CAD remains a rare cause of lower-limb ischaemia, with a prevalence of 0.1% among patients with intermittent claudication.5 The exact aetiology of CAD is not known, although four theories about its pathogenesis have been postulated: trauma theory, ganglion theory, systemic disorder theory, and developmental theory.6
Historically, surgical treatment of CAD is preferred over endovascular or minimally invasive techniques owing to the considerably lower recurrence rates after surgery. The main surgical treatments are resection of the affected popliteal arterial segment with interposition of an autologous vein graft and cyst enucleation.
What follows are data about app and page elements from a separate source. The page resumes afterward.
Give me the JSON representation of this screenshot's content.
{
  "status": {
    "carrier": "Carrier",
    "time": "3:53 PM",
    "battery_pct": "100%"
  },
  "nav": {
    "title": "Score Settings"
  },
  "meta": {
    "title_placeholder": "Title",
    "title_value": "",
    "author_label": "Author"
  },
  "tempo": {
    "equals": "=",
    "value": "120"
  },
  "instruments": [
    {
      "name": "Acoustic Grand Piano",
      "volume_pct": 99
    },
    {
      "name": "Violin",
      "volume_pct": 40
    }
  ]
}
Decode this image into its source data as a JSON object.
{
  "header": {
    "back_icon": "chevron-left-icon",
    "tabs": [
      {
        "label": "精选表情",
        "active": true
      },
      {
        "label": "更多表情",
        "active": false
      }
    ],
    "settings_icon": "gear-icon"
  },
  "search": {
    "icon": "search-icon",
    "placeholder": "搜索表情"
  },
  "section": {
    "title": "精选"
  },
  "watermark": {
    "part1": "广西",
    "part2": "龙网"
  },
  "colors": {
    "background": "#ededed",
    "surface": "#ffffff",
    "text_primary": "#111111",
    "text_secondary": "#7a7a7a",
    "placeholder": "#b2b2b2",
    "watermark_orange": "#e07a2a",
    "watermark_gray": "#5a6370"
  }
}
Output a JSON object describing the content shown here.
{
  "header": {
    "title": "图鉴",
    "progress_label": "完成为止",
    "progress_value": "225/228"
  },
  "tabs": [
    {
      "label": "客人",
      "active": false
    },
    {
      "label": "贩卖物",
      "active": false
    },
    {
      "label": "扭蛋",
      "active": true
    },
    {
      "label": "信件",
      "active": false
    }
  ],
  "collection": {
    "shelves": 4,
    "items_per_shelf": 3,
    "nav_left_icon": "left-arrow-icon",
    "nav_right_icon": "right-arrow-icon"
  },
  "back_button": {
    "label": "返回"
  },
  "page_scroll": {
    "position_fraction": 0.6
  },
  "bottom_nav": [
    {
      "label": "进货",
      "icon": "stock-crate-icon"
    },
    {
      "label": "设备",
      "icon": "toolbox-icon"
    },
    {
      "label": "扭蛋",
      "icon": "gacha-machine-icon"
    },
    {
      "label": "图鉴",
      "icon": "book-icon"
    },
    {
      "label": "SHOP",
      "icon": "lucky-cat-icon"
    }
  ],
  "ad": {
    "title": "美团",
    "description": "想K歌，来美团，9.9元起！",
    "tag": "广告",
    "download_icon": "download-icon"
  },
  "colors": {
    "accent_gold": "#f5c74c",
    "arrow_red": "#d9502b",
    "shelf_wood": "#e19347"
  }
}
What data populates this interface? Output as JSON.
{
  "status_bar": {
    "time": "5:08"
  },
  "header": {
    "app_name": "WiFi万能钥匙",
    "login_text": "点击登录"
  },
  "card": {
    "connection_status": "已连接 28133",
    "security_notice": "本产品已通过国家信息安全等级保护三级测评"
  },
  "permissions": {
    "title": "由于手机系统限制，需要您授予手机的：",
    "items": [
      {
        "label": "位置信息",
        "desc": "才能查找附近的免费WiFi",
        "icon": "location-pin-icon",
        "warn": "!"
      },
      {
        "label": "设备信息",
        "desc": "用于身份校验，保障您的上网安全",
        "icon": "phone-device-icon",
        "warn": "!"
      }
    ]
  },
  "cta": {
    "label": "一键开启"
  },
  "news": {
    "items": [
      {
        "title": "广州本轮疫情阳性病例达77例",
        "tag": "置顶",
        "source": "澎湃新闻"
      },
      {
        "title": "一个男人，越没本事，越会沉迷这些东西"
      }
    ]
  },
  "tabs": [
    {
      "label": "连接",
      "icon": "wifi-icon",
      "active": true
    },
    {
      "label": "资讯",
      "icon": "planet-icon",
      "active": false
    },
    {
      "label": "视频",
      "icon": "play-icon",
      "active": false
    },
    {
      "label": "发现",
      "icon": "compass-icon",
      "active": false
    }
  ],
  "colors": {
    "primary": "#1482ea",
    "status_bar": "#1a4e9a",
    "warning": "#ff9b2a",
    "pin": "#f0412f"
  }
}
Original articles and textbooks recommend popliteal artery resection with graft interposition only in the presence of arterial occlusion or involvement of the media2, 7; however, many vascular surgeons prefer this method even in cases in which the artery is not completely occluded.8
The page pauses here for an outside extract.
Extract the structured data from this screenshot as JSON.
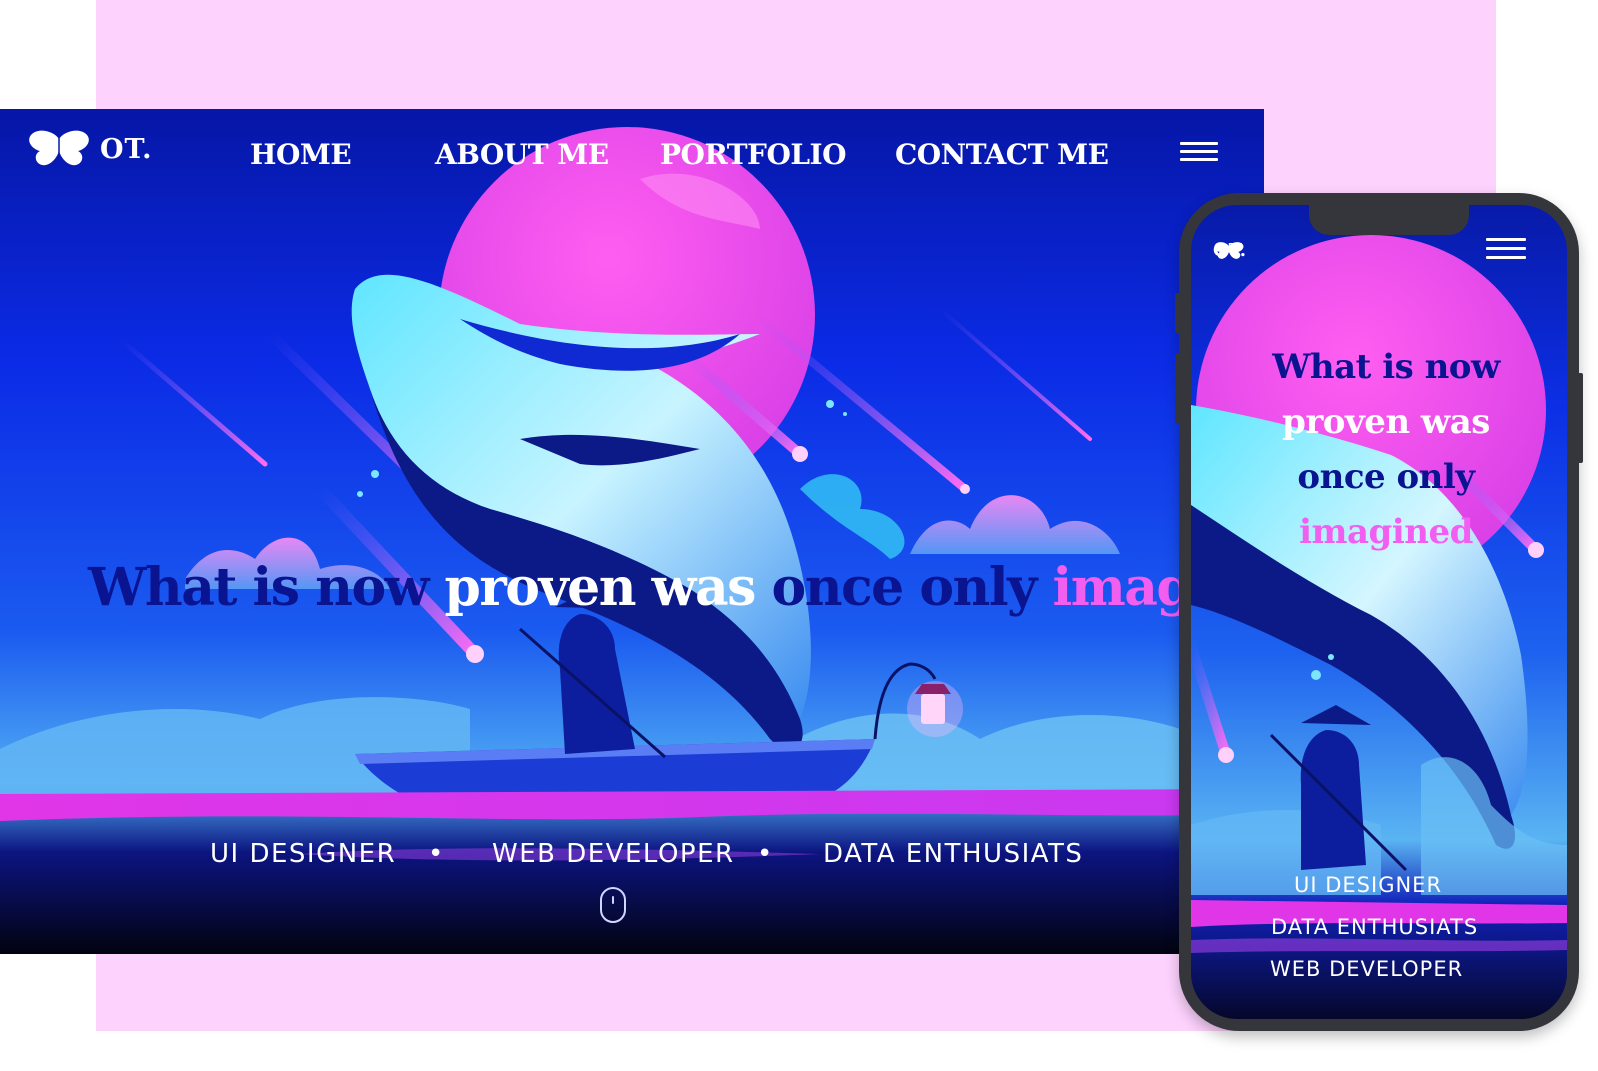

Percutaneous endovascular interventions, such as angioplasty and stenting, have been attempted, with unsatisfactory results. Endarterectomy and endovascular interventions do not directly address CAD, which originates from the adventitial layer of the artery. As a result, early recurrence is almost guaranteed to occur (as early as 8 h after treatment in some cases).2, 8 Only one case of CAD recurrence successfully treated with balloon angioplasty has been reported, in which the patient had previously undergone surgical excision.9 Nevertheless, in our case, the decision to perform interventional treatment was based on the patient’s history of percutaneous thrombectomy for the removal of a thrombus from the postoperative popliteal artery 2 months previously and on the misdiagnosis of thrombotic occlusion based on CTA findings. Angiography and Doppler US revealed an accompanying recurrence; however, it was difficult to perform surgery immediately and intravascular treatment was performed instead. We considered that the atherectomy device would destroy the cyst wall and consequently allow the drainage of internal fluids. However, the destruction of the cyst wall was insufficient even with atherectomy and balloon angioplasty, and CAD recurred the day after the procedure.
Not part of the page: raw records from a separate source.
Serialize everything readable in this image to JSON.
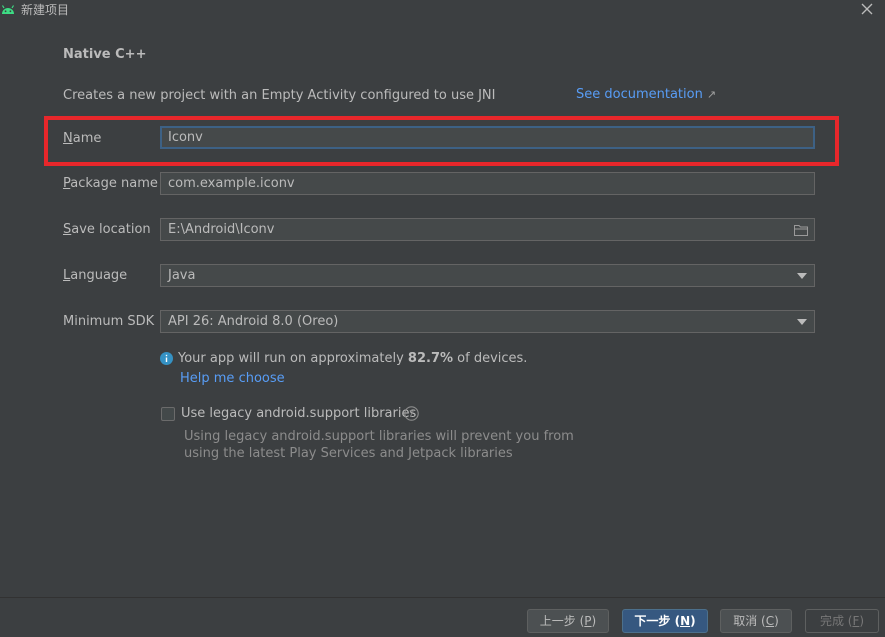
{
  "window": {
    "title": "新建项目"
  },
  "header": {
    "heading": "Native C++",
    "description": "Creates a new project with an Empty Activity configured to use JNI",
    "doc_link": "See documentation",
    "doc_link_arrow": "↗"
  },
  "form": {
    "name": {
      "label_mnemonic": "N",
      "label_rest": "ame",
      "value": "Iconv"
    },
    "package": {
      "label_mnemonic": "P",
      "label_rest": "ackage name",
      "value": "com.example.iconv"
    },
    "save_location": {
      "label_mnemonic": "S",
      "label_rest": "ave location",
      "value": "E:\\Android\\Iconv"
    },
    "language": {
      "label_mnemonic": "L",
      "label_rest": "anguage",
      "value": "Java"
    },
    "min_sdk": {
      "label": "Minimum SDK",
      "value": "API 26: Android 8.0 (Oreo)"
    }
  },
  "info": {
    "prefix": "Your app will run on approximately ",
    "percent": "82.7%",
    "suffix": " of devices.",
    "help_link": "Help me choose"
  },
  "legacy": {
    "label": "Use legacy android.support libraries",
    "checked": false,
    "note": "Using legacy android.support libraries will prevent you from using the latest Play Services and Jetpack libraries"
  },
  "buttons": {
    "previous": {
      "label": "上一步 (",
      "mnemonic": "P",
      "end": ")"
    },
    "next": {
      "label": "下一步 (",
      "mnemonic": "N",
      "end": ")"
    },
    "cancel": {
      "label": "取消 (",
      "mnemonic": "C",
      "end": ")"
    },
    "finish": {
      "label": "完成 (",
      "mnemonic": "F",
      "end": ")"
    }
  },
  "colors": {
    "background": "#3c3f41",
    "link": "#589df6",
    "highlight": "#e8272b",
    "primary_button": "#365880",
    "android_green": "#3ddc84"
  },
  "icons": [
    "android-icon",
    "close-icon",
    "folder-icon",
    "dropdown-arrow-icon",
    "info-icon",
    "question-icon",
    "external-link-icon"
  ]
}
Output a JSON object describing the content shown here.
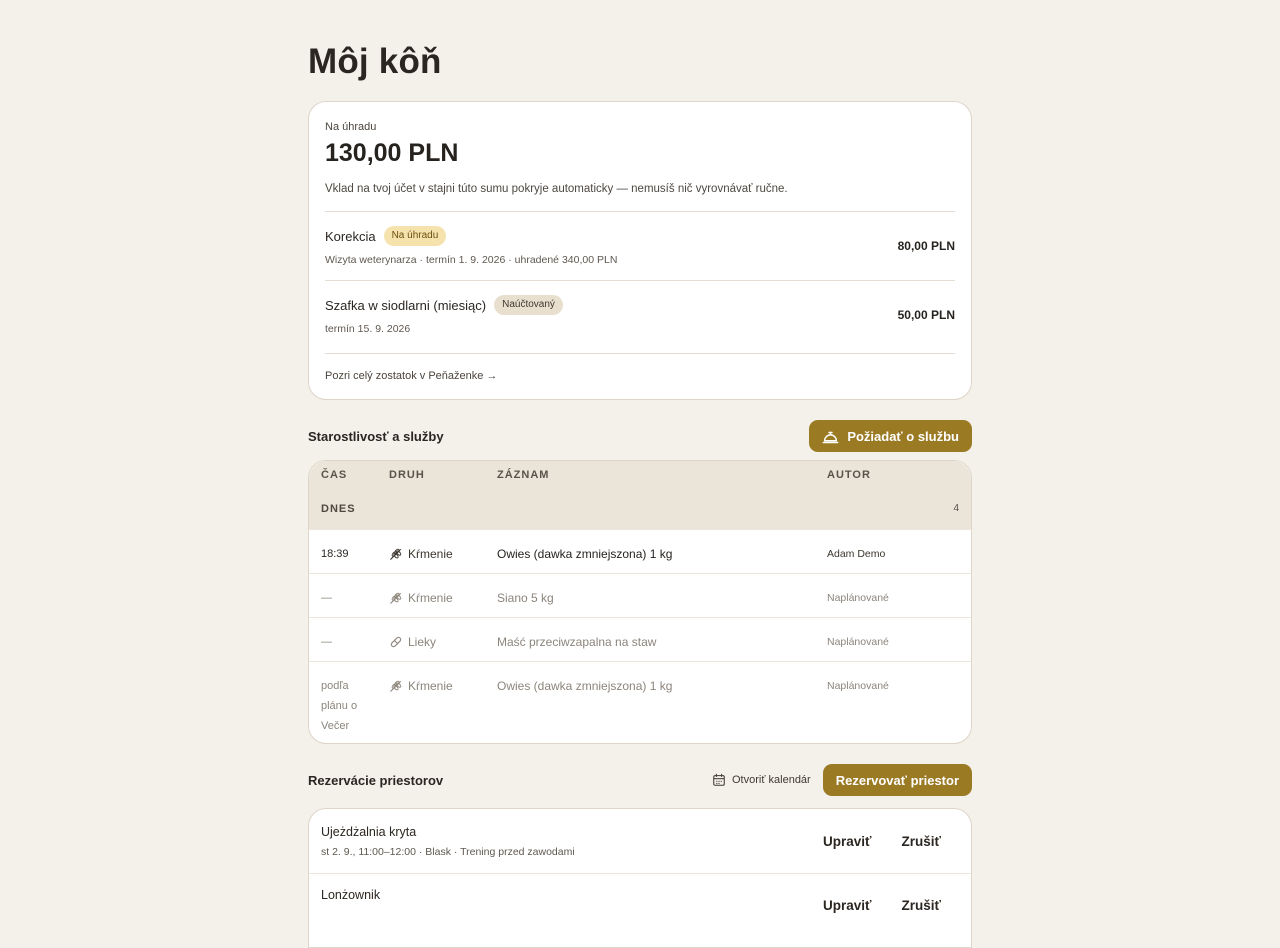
{
  "page": {
    "title": "Môj kôň"
  },
  "payment": {
    "label": "Na úhradu",
    "amount": "130,00 PLN",
    "note": "Vklad na tvoj účet v stajni túto sumu pokryje automaticky — nemusíš nič vyrovnávať ručne.",
    "charges": [
      {
        "name": "Korekcia",
        "badge": "Na úhradu",
        "badge_kind": "due",
        "sub": "Wizyta weterynarza · termín 1. 9. 2026 · uhradené 340,00 PLN",
        "amount": "80,00 PLN"
      },
      {
        "name": "Szafka w siodlarni (miesiąc)",
        "badge": "Naúčtovaný",
        "badge_kind": "billed",
        "sub": "termín 15. 9. 2026",
        "amount": "50,00 PLN"
      }
    ],
    "wallet_link": "Pozri celý zostatok v Peňaženke →"
  },
  "care": {
    "title": "Starostlivosť a služby",
    "request_button": "Požiadať o službu",
    "request_icon": "service-bell-icon",
    "columns": {
      "time": "ČAS",
      "kind": "DRUH",
      "entry": "ZÁZNAM",
      "author": "AUTOR"
    },
    "group": {
      "label": "DNES",
      "count": "4"
    },
    "rows": [
      {
        "time": "18:39",
        "kind": "Kŕmenie",
        "kind_icon": "wheat-icon",
        "entry": "Owies (dawka zmniejszona) 1 kg",
        "author": "Adam Demo",
        "state": "done"
      },
      {
        "time": "—",
        "kind": "Kŕmenie",
        "kind_icon": "wheat-icon",
        "entry": "Siano 5 kg",
        "author": "Naplánované",
        "state": "planned"
      },
      {
        "time": "—",
        "kind": "Lieky",
        "kind_icon": "pill-icon",
        "entry": "Maść przeciwzapalna na staw",
        "author": "Naplánované",
        "state": "planned"
      },
      {
        "time": "podľa plánu o Večer",
        "kind": "Kŕmenie",
        "kind_icon": "wheat-icon",
        "entry": "Owies (dawka zmniejszona) 1 kg",
        "author": "Naplánované",
        "state": "planned"
      }
    ]
  },
  "reservations": {
    "title": "Rezervácie priestorov",
    "calendar_link": "Otvoriť kalendár",
    "calendar_icon": "calendar-icon",
    "reserve_button": "Rezervovať priestor",
    "items": [
      {
        "name": "Ujeżdżalnia kryta",
        "sub": "st 2. 9., 11:00–12:00 · Blask · Trening przed zawodami",
        "edit": "Upraviť",
        "cancel": "Zrušiť"
      },
      {
        "name": "Lonżownik",
        "sub": "",
        "edit": "Upraviť",
        "cancel": "Zrušiť"
      }
    ]
  },
  "colors": {
    "background": "#f4f1eb",
    "accent": "#9b7a24",
    "badge_due": "#f6e2ad",
    "badge_billed": "#e8dfcf",
    "table_header": "#ebe4d9"
  }
}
This is the first reported case in which atherectomy was performed for recurrent CAD. Our experience showed that endovascular treatment is not satisfactory for CAD recurrence, even with atherectomy. Although recurrence after the primary surgical treatment of CAD remains rare, similar symptoms may be observed once it occurs. The application of atherectomy was found to be unsatisfactory in this case. This report highlights the pitfalls which can be avoided by selecting surgical resection as a therapeutic approach.